Singtel agreed to waive the charges and it activated the premium rate services (PRS) barring service, which blocks chargeable mobile content. But the subscription renewal texts continued, both from Unlimited Gamez and other game services.

Project manager Moshhoor Rahman showed The Straits Times more than 10 SMS messages that his wife had been receiving since Feb 1 from five different providers. They said that charges would be billed to her Singtel account.

Calls by The Straits Times to the hotlines - some of which were the same across different providers - went unanswered.

Singtel, which bills customers for PRS such as games and contests, said it has strict guidelines for third-party content providers and mandates a three-step registration process, instructions on how to unsubscribe and the provision of a hotline to call for assistance.

It acknowledged a "process gap in the updating of information to content providers", which resulted in some customers receiving SMS messages despite unsubscribing and activating PRS barring.


"We apologise for any inconvenience caused and will be reviewing our process urgently to ensure this does not happen again," said a Singtel spokesman. No additional charges will be billed once PRS barring has been activated.

The Info-communications Media Development Authority (IMDA) said content providers have to comply with the PRS Code, which prohibits them from charging consumers for unsolicited services and requires them to give clear and complete information upfront and allow consumers to unsubscribe.

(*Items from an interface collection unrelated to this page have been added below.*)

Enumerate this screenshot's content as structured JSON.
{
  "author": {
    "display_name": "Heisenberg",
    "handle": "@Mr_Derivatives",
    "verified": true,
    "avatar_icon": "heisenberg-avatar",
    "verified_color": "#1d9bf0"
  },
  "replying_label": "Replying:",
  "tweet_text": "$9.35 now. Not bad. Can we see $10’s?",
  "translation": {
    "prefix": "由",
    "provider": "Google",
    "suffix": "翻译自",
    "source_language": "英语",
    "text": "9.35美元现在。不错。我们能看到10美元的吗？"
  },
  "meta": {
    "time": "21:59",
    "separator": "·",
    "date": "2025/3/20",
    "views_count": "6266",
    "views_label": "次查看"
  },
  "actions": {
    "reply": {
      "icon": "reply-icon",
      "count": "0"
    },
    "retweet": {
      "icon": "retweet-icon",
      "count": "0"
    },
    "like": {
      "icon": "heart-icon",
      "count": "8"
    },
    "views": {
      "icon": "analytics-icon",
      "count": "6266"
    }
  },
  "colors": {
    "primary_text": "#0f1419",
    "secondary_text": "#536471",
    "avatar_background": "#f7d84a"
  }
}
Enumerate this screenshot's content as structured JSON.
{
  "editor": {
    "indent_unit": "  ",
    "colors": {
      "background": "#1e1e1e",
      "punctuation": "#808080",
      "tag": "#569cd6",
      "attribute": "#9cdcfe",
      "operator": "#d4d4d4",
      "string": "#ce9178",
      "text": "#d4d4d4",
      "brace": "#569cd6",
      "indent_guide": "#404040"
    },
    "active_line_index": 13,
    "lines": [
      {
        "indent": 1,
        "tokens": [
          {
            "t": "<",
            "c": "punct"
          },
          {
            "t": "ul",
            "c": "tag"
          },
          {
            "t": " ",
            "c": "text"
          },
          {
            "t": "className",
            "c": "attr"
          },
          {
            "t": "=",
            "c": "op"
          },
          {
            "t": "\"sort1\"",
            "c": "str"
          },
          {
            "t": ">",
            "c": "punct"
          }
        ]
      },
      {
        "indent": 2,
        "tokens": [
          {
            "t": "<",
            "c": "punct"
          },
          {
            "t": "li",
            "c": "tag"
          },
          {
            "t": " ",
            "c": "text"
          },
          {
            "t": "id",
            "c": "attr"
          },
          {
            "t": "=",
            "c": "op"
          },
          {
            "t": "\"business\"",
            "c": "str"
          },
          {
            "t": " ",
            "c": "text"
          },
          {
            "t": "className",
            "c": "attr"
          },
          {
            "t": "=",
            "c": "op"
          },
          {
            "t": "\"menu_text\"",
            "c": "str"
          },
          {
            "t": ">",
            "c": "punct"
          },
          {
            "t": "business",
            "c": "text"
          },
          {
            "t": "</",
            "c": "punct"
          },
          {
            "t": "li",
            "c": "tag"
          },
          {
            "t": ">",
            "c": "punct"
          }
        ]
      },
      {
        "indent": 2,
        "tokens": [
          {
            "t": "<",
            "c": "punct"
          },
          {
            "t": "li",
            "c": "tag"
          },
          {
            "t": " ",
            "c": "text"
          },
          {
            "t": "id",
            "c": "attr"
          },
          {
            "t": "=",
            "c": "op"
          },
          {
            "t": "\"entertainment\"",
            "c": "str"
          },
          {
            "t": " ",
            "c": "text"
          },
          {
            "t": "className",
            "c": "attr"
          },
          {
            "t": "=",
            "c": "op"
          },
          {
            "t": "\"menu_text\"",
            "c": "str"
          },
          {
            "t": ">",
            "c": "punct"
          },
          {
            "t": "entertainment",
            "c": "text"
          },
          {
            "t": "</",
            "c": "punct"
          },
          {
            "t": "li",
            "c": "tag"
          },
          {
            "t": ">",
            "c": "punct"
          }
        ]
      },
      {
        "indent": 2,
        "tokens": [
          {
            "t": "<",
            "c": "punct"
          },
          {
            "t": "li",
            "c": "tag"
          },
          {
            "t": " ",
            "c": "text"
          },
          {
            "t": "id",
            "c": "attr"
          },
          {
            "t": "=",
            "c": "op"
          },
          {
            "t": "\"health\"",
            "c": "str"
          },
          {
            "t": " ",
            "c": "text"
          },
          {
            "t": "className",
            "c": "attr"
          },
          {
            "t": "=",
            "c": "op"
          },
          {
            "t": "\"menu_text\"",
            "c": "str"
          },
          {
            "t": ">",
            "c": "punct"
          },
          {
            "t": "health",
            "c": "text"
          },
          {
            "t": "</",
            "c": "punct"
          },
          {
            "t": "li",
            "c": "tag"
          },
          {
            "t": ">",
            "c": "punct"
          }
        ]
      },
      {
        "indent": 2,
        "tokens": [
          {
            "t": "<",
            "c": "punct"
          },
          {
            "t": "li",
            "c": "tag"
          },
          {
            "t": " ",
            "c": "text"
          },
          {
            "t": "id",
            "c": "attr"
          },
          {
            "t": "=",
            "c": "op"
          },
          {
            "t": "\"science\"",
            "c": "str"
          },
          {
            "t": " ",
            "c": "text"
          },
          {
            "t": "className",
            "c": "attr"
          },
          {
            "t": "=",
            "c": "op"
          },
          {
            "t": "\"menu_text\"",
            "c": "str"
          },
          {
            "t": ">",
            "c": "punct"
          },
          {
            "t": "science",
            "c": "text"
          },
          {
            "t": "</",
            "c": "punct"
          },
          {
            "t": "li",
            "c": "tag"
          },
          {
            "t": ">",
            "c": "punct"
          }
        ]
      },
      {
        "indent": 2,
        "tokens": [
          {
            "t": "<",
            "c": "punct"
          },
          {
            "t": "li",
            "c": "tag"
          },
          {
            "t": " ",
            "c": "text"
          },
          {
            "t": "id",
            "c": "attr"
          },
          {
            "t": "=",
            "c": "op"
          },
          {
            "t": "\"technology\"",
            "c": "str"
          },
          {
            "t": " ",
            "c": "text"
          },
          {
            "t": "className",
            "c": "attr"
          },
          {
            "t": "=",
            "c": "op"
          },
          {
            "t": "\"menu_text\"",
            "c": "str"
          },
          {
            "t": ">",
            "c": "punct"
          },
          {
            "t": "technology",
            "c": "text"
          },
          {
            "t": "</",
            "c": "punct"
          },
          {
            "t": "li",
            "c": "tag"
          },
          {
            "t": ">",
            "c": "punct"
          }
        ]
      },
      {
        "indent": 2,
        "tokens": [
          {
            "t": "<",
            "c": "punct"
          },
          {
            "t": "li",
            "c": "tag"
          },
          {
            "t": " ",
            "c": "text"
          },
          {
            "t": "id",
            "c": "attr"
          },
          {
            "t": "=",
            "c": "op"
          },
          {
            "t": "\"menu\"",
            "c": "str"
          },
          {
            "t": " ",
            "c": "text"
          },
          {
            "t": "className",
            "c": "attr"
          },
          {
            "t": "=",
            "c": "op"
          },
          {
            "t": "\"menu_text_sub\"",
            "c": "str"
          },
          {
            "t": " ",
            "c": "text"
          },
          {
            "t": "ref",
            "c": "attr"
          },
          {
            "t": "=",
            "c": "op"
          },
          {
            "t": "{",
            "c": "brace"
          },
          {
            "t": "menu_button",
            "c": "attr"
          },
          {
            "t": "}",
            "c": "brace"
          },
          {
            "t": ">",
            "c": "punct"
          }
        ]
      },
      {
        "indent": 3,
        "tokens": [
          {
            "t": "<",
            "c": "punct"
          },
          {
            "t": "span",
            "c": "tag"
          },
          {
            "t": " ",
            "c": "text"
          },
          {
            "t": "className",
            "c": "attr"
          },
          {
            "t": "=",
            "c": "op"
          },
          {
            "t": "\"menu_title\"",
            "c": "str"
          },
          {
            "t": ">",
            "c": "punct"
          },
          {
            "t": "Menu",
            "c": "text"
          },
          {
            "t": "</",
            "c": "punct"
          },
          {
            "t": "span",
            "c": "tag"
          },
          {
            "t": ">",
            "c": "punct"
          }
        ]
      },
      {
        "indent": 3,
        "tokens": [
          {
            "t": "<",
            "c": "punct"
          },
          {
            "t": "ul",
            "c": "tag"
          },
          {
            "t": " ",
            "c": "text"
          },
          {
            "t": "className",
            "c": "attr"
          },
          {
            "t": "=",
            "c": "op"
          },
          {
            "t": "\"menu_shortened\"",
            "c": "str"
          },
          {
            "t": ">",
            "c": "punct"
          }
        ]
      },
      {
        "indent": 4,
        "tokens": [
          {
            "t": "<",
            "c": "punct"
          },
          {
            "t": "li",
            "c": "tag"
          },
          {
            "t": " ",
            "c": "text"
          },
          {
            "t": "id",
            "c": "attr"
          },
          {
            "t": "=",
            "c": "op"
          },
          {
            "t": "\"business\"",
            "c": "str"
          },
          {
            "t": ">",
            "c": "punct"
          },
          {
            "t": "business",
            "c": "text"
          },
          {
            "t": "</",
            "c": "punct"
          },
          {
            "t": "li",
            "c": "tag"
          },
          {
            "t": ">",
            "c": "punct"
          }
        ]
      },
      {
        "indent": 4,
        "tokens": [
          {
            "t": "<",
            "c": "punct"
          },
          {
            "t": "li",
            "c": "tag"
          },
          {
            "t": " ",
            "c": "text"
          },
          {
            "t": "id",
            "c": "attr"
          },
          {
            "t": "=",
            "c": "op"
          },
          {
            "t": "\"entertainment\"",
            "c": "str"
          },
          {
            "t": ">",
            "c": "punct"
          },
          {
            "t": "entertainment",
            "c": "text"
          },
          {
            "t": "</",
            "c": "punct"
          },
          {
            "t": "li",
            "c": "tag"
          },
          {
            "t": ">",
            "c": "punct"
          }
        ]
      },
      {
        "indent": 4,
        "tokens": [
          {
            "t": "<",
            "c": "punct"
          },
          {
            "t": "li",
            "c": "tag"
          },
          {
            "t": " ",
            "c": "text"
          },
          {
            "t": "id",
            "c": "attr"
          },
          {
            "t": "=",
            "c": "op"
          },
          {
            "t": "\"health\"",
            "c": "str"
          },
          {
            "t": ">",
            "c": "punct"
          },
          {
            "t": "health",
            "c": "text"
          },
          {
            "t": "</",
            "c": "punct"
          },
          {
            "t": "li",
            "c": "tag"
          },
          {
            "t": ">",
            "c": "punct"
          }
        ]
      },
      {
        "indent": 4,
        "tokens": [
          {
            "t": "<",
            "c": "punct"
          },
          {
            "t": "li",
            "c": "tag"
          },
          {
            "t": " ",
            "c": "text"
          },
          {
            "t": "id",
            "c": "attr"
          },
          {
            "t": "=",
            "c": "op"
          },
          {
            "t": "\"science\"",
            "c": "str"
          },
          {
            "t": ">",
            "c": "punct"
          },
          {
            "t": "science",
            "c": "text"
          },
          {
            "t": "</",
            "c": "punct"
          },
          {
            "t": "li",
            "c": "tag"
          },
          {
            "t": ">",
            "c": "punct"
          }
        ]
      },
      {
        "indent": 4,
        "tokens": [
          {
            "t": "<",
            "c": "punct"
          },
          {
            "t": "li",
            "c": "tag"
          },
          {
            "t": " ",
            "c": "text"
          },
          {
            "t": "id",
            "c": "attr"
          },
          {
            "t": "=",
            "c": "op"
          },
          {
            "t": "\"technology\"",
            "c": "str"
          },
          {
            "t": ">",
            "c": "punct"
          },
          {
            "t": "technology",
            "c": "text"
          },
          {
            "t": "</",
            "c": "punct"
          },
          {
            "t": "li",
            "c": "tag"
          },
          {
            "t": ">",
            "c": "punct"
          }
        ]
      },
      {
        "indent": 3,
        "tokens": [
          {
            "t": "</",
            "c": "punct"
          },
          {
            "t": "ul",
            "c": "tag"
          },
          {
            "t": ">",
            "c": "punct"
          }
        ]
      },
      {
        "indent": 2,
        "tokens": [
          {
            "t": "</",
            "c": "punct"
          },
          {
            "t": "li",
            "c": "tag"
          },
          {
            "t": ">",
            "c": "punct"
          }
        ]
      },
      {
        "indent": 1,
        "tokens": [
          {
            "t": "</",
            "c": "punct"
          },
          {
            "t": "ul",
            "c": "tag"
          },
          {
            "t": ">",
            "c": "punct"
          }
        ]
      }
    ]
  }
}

The IMDA said it will take enforcement action - ranging from warnings to financial penalties to licence cancellation - against violators.